In today’s Herald Tribune Thomas Friedman writes:
‘All that said, I hope Mr. Obama will take this instinct a step further when he travels to Oslo on Dec. 10 for the peace prize ceremony. Here is the speech I hope he will give:
“Let me begin by thanking the Nobel committee for awarding me this prize, the highest award to which any statesman can aspire. As I said on the day it was announced, ‘I do not feel that I deserve to be in the company of so many of the transformative figures who’ve been honored by this prize.’ Therefore, upon reflection, I cannot accept this award on my behalf at all.
“But I will accept it on behalf of the most important peacekeepers in the world for the last century — the men and women of the U.S. Army, Navy, Air Force and Marine Corps.
“I will accept this award on behalf of the American soldiers who landed on Omaha Beach on June 6, 1944, to liberate Europe from the grip of Nazi fascism. I will accept this award on behalf of the American soldiers and sailors who fought on the high seas and forlorn islands in the Pacific to free East Asia from Japanese tyranny in the Second World War.
“I Will accept this award on behalf of the American soldiers who stand guard today at outposts in the mountains and deserts of Afghanistan to give that country, and particularly its women and girls, a chance to live a decent life free from the Taliban’s religious totalitarianism.’

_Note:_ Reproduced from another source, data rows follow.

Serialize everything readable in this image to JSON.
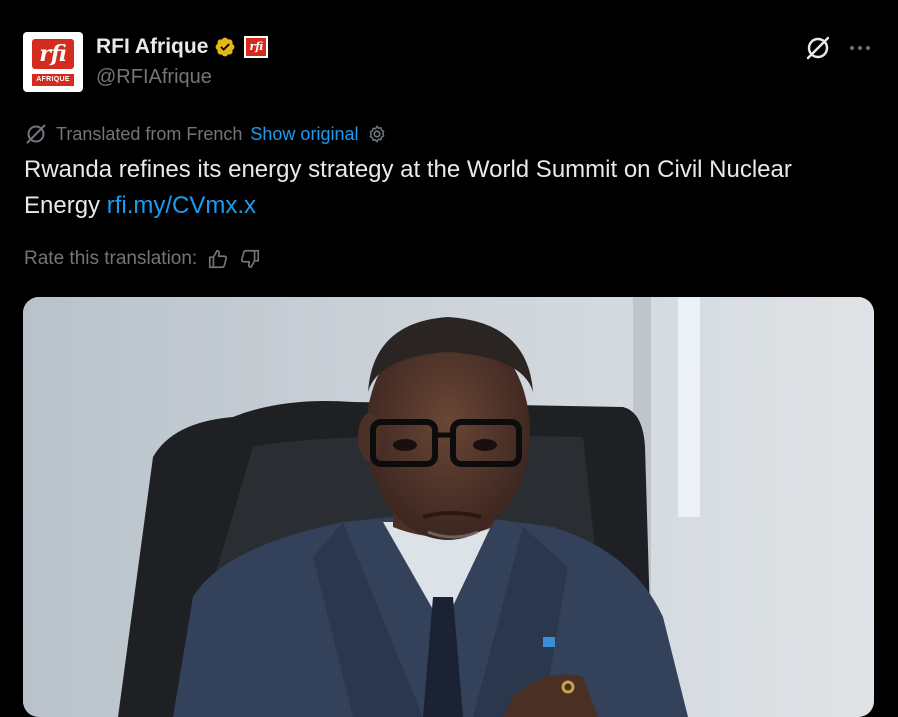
{
  "author": {
    "name": "RFI Afrique",
    "handle": "@RFIAfrique",
    "avatar_logo": "rfi",
    "avatar_sub": "AFRIQUE",
    "affiliate_logo": "rfi"
  },
  "translation": {
    "label": "Translated from French",
    "show_original": "Show original"
  },
  "tweet": {
    "text": "Rwanda refines its energy strategy at the World Summit on Civil Nuclear Energy ",
    "link": "rfi.my/CVmx.x"
  },
  "rating": {
    "label": "Rate this translation:"
  },
  "colors": {
    "accent": "#1d9bf0",
    "brand": "#d52b1e",
    "verified": "#e2b719"
  }
}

In general I’m not too fond of Thomas Friedman’s columns, but I could appreciate this provocation.